Educators and parents can demonstrate and promote healthy practices in mental and emotional wellbeing. Being open about your own challenges with your students and sharing positive strategies can encourage students to open up about their own struggles.
With the right structures in place, it is possible to foster a sense of community among our students, and to drive important conversations about our students’ emotional and mental well-being.
Read to Lead on Mental Health
Getting the conversation started on mental health can be tricky. To give educators and students alike a starting point to engage in meaningful discussions around this topic, we’re highlighting some of the Read to Lead games that can kickstart conversations on this topic.
In the Vital Signs series, students take on the role of Medical Director of a Family Clinic. They encounter different real-world scenarios dealing with health-related topics, including mental health issues and wellness, and must decide on the best course of action for the patients and staff.
The easy-to-navigate platform is designed for independent learning, which also makes it a great resource for students learning from home.
In the game High Anxiety, a patient believes she has an obscure disorder she read about on the internet, but the clinical staff on her case thinks that she suffers from anxiety and recommends counseling. Students learn more about the symptoms of anxiety and its causes, as well as treatment options.
The game is also accompanied by post-game discussion and debate questions.
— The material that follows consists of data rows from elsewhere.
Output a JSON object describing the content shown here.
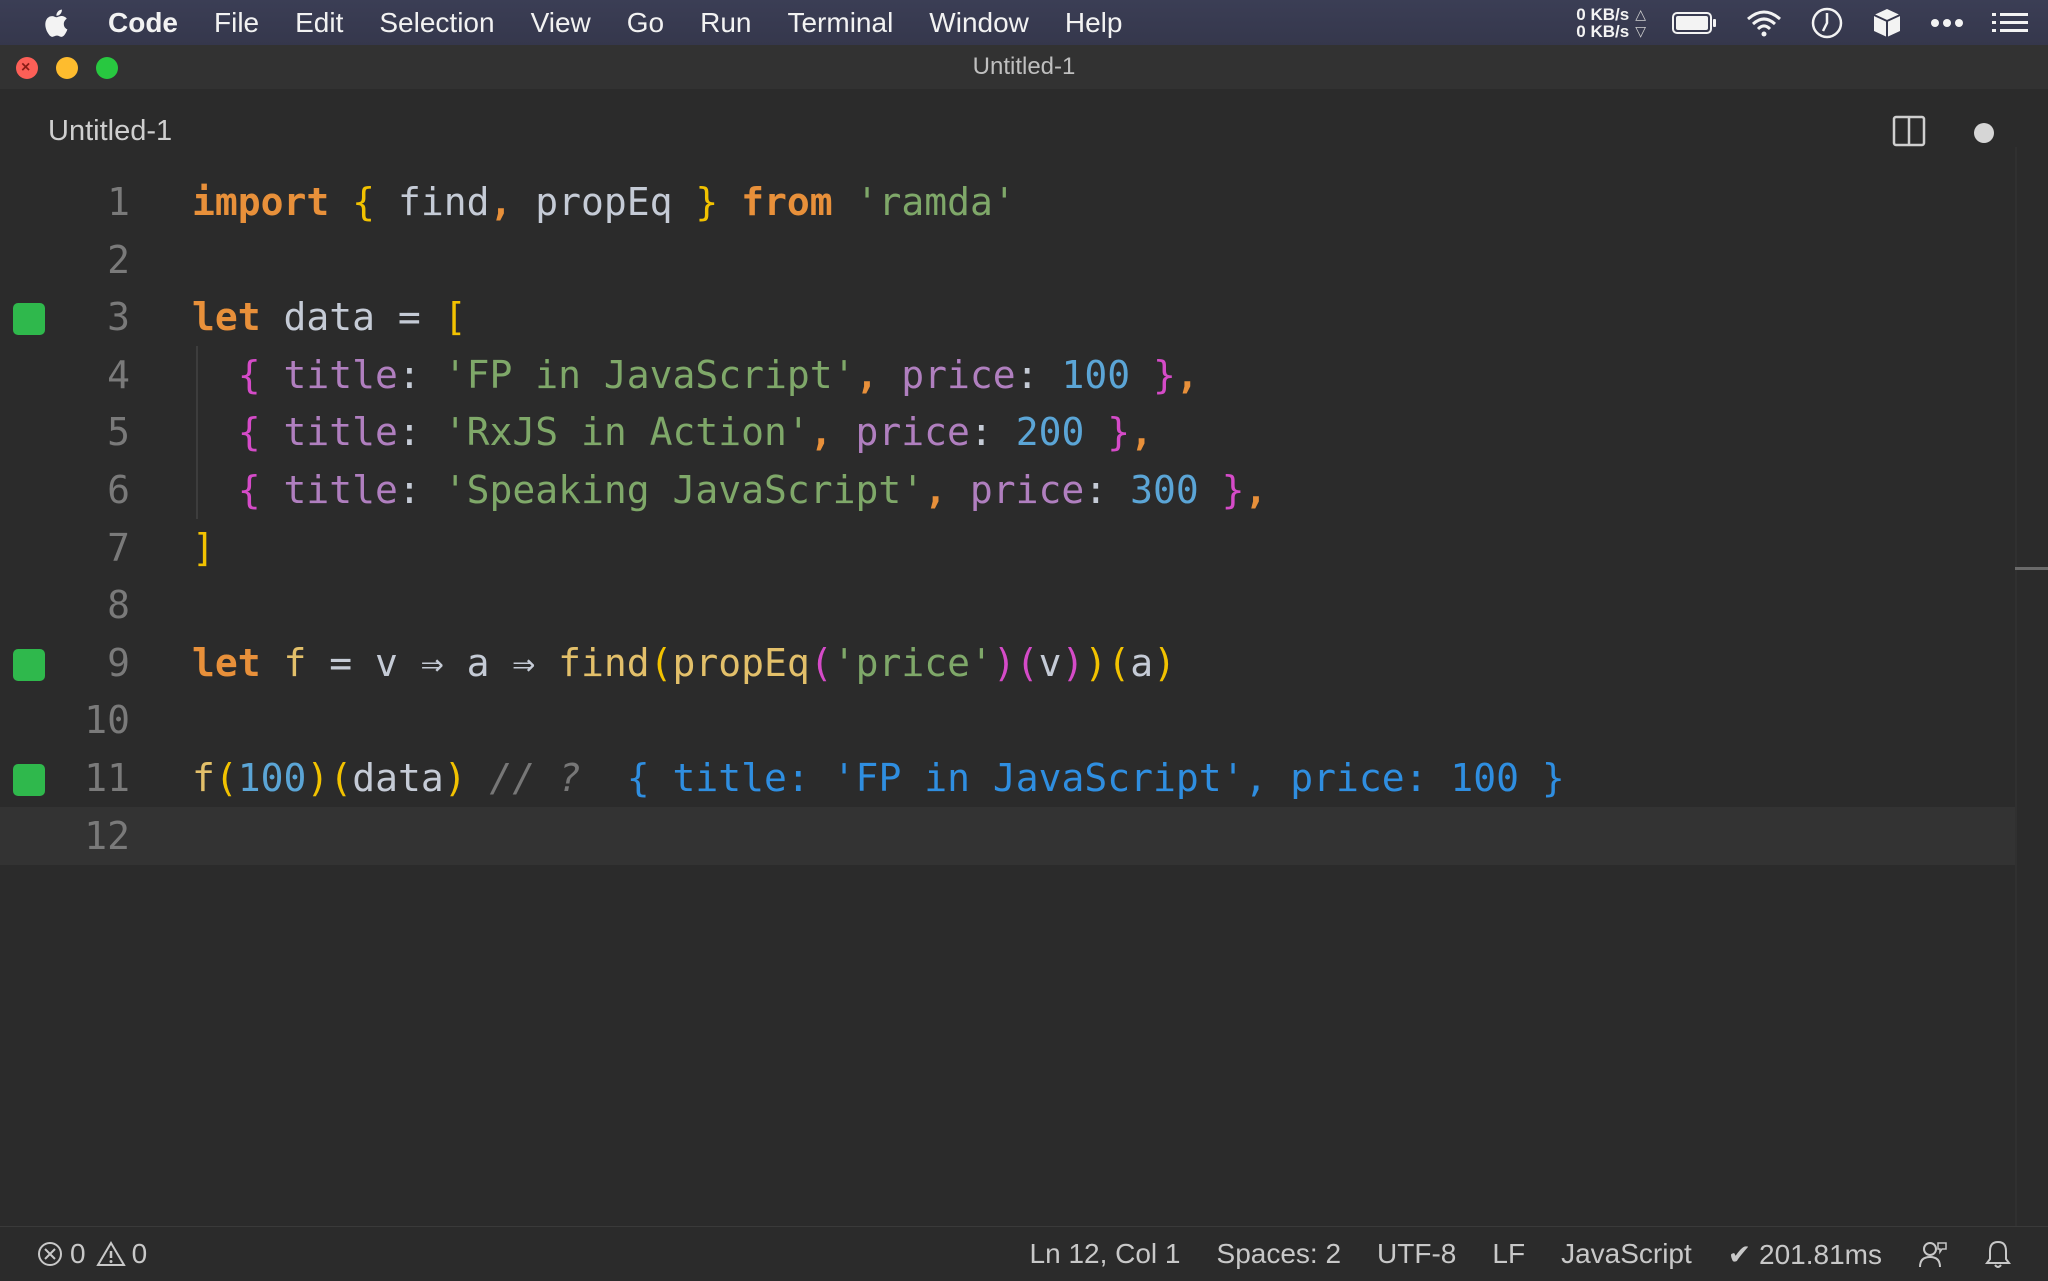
{
  "menubar": {
    "app_name": "Code",
    "items": [
      "File",
      "Edit",
      "Selection",
      "View",
      "Go",
      "Run",
      "Terminal",
      "Window",
      "Help"
    ],
    "net_up": "0 KB/s",
    "net_down": "0 KB/s",
    "net_up_arrow": "△",
    "net_down_arrow": "▽",
    "icons": [
      "apple-icon",
      "battery-icon",
      "wifi-icon",
      "clock-icon",
      "cube-icon",
      "more-icon",
      "list-icon"
    ]
  },
  "window": {
    "title": "Untitled-1",
    "close_glyph": "×",
    "controls": [
      "close",
      "minimize",
      "maximize"
    ]
  },
  "tab": {
    "label": "Untitled-1",
    "dirty": true
  },
  "editor": {
    "language": "JavaScript",
    "lines": [
      {
        "number": "1",
        "marker": false,
        "current": false,
        "tokens": [
          {
            "t": "import",
            "c": "kw"
          },
          {
            "t": " "
          },
          {
            "t": "{",
            "c": "br1"
          },
          {
            "t": " find"
          },
          {
            "t": ",",
            "c": "kw"
          },
          {
            "t": " propEq "
          },
          {
            "t": "}",
            "c": "br1"
          },
          {
            "t": " "
          },
          {
            "t": "from",
            "c": "kw"
          },
          {
            "t": " "
          },
          {
            "t": "'ramda'",
            "c": "str"
          }
        ]
      },
      {
        "number": "2",
        "marker": false,
        "current": false,
        "tokens": []
      },
      {
        "number": "3",
        "marker": true,
        "current": false,
        "tokens": [
          {
            "t": "let",
            "c": "kw"
          },
          {
            "t": " data "
          },
          {
            "t": "="
          },
          {
            "t": " "
          },
          {
            "t": "[",
            "c": "br1"
          }
        ]
      },
      {
        "number": "4",
        "marker": false,
        "current": false,
        "guide": true,
        "tokens": [
          {
            "t": "  "
          },
          {
            "t": "{",
            "c": "br2"
          },
          {
            "t": " "
          },
          {
            "t": "title",
            "c": "prop"
          },
          {
            "t": ": "
          },
          {
            "t": "'FP in JavaScript'",
            "c": "str"
          },
          {
            "t": ",",
            "c": "kw"
          },
          {
            "t": " "
          },
          {
            "t": "price",
            "c": "prop"
          },
          {
            "t": ": "
          },
          {
            "t": "100",
            "c": "num"
          },
          {
            "t": " "
          },
          {
            "t": "}",
            "c": "br2"
          },
          {
            "t": ",",
            "c": "kw"
          }
        ]
      },
      {
        "number": "5",
        "marker": false,
        "current": false,
        "guide": true,
        "tokens": [
          {
            "t": "  "
          },
          {
            "t": "{",
            "c": "br2"
          },
          {
            "t": " "
          },
          {
            "t": "title",
            "c": "prop"
          },
          {
            "t": ": "
          },
          {
            "t": "'RxJS in Action'",
            "c": "str"
          },
          {
            "t": ",",
            "c": "kw"
          },
          {
            "t": " "
          },
          {
            "t": "price",
            "c": "prop"
          },
          {
            "t": ": "
          },
          {
            "t": "200",
            "c": "num"
          },
          {
            "t": " "
          },
          {
            "t": "}",
            "c": "br2"
          },
          {
            "t": ",",
            "c": "kw"
          }
        ]
      },
      {
        "number": "6",
        "marker": false,
        "current": false,
        "guide": true,
        "tokens": [
          {
            "t": "  "
          },
          {
            "t": "{",
            "c": "br2"
          },
          {
            "t": " "
          },
          {
            "t": "title",
            "c": "prop"
          },
          {
            "t": ": "
          },
          {
            "t": "'Speaking JavaScript'",
            "c": "str"
          },
          {
            "t": ",",
            "c": "kw"
          },
          {
            "t": " "
          },
          {
            "t": "price",
            "c": "prop"
          },
          {
            "t": ": "
          },
          {
            "t": "300",
            "c": "num"
          },
          {
            "t": " "
          },
          {
            "t": "}",
            "c": "br2"
          },
          {
            "t": ",",
            "c": "kw"
          }
        ]
      },
      {
        "number": "7",
        "marker": false,
        "current": false,
        "tokens": [
          {
            "t": "]",
            "c": "br1"
          }
        ]
      },
      {
        "number": "8",
        "marker": false,
        "current": false,
        "tokens": []
      },
      {
        "number": "9",
        "marker": true,
        "current": false,
        "tokens": [
          {
            "t": "let",
            "c": "kw"
          },
          {
            "t": " "
          },
          {
            "t": "f",
            "c": "fn"
          },
          {
            "t": " = v "
          },
          {
            "t": "⇒",
            "c": "op"
          },
          {
            "t": " a "
          },
          {
            "t": "⇒",
            "c": "op"
          },
          {
            "t": " "
          },
          {
            "t": "find",
            "c": "fn"
          },
          {
            "t": "(",
            "c": "br1"
          },
          {
            "t": "propEq",
            "c": "fn"
          },
          {
            "t": "(",
            "c": "br2"
          },
          {
            "t": "'price'",
            "c": "str"
          },
          {
            "t": ")",
            "c": "br2"
          },
          {
            "t": "(",
            "c": "br2"
          },
          {
            "t": "v"
          },
          {
            "t": ")",
            "c": "br2"
          },
          {
            "t": ")",
            "c": "br1"
          },
          {
            "t": "(",
            "c": "br1"
          },
          {
            "t": "a"
          },
          {
            "t": ")",
            "c": "br1"
          }
        ]
      },
      {
        "number": "10",
        "marker": false,
        "current": false,
        "tokens": []
      },
      {
        "number": "11",
        "marker": true,
        "current": false,
        "tokens": [
          {
            "t": "f",
            "c": "fn"
          },
          {
            "t": "(",
            "c": "br1"
          },
          {
            "t": "100",
            "c": "num"
          },
          {
            "t": ")",
            "c": "br1"
          },
          {
            "t": "(",
            "c": "br1"
          },
          {
            "t": "data"
          },
          {
            "t": ")",
            "c": "br1"
          },
          {
            "t": " "
          },
          {
            "t": "// ?",
            "c": "comment"
          },
          {
            "t": "  "
          },
          {
            "t": "{ title: 'FP in JavaScript', price: 100 }",
            "c": "result"
          }
        ]
      },
      {
        "number": "12",
        "marker": false,
        "current": true,
        "tokens": []
      }
    ]
  },
  "statusbar": {
    "errors": "0",
    "warnings": "0",
    "position": "Ln 12, Col 1",
    "spaces": "Spaces: 2",
    "encoding": "UTF-8",
    "eol": "LF",
    "language": "JavaScript",
    "timing": "✔ 201.81ms"
  }
}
By encouraging students to think about and reflect on the topic of anxiety, educators open the doors of communication with students who may be struggling with similar feelings. These tools can also be used to further the conversation about the challenges around discussing mental health.
Crash Course is another game that is a valuable resource to educators in talking about mental health. A patient comes in for treatment for injuries from a car accident that he caused, and he appears to be suffering from an enormous amount of guilt. However, he doesn’t want further treatment. Students learn more about PTSD – its symptoms and treatment options – and must assess the situation to decide whether to refer the patient for therapy.
In the post-game discussion questions and debate, students are invited to explore mental health and learn some practices around effectively managing their own emotional and mental wellbeing. Educators can use this as a springboard to lead guided discussions to support their students.
Play High Anxiety and Crash Course by signing up for a free Read to Lead account.
Both games, like all other games on the Read to Lead platform, can be played independently and work as stand-alone lessons for students. Our accompanying extension activities can be used to foster more self-awareness and self-management among students.
By sparking meaningful discussions, we hope to normalize the topic of mental health and emphasize the importance of implementing proactive strategies to maintain mental wellbeing and asking for help when needed.
This activity will help students identify their feelings, explore strategies to manage anxiety, and make space to uplift each other.
This activity helps students think more deeply about their own mental health and promotes the importance of taking care of their mental and emotional wellbeing.
Read to Lead’s Top Picks for Information for Educators on Mental Health
We curated some of our top picks for educators on how best to approach mental health with your students.
• Mental Health Month, Mental Health America has compiled an extensive repository of information and printables on specific topics relating to mental health. These resources are research-backed and can be shared with your students remotely.
• Child Mind Institute offers excellent classroom strategies and information on learning issues and the connection to mental health.
• Edutopia is also a useful platform with resources for educators to address any behavioral, emotional, or social challenges their students may be facing.
There is no doubt that this is a difficult period for students and educators alike. Our students may be more susceptible to mental health issues, and as educators, we need to provide the necessary support to help them navigate these complex times.
By engaging students in meaningful discussions and providing them with tools to manage their mental and emotional wellbeing at this time, we are not only addressing their immediate needs, but also equipping them with skills for the future as well.
Sign up for Read to Lead today to explore the variety of games available for free, and jumpstart the conversation on mental health!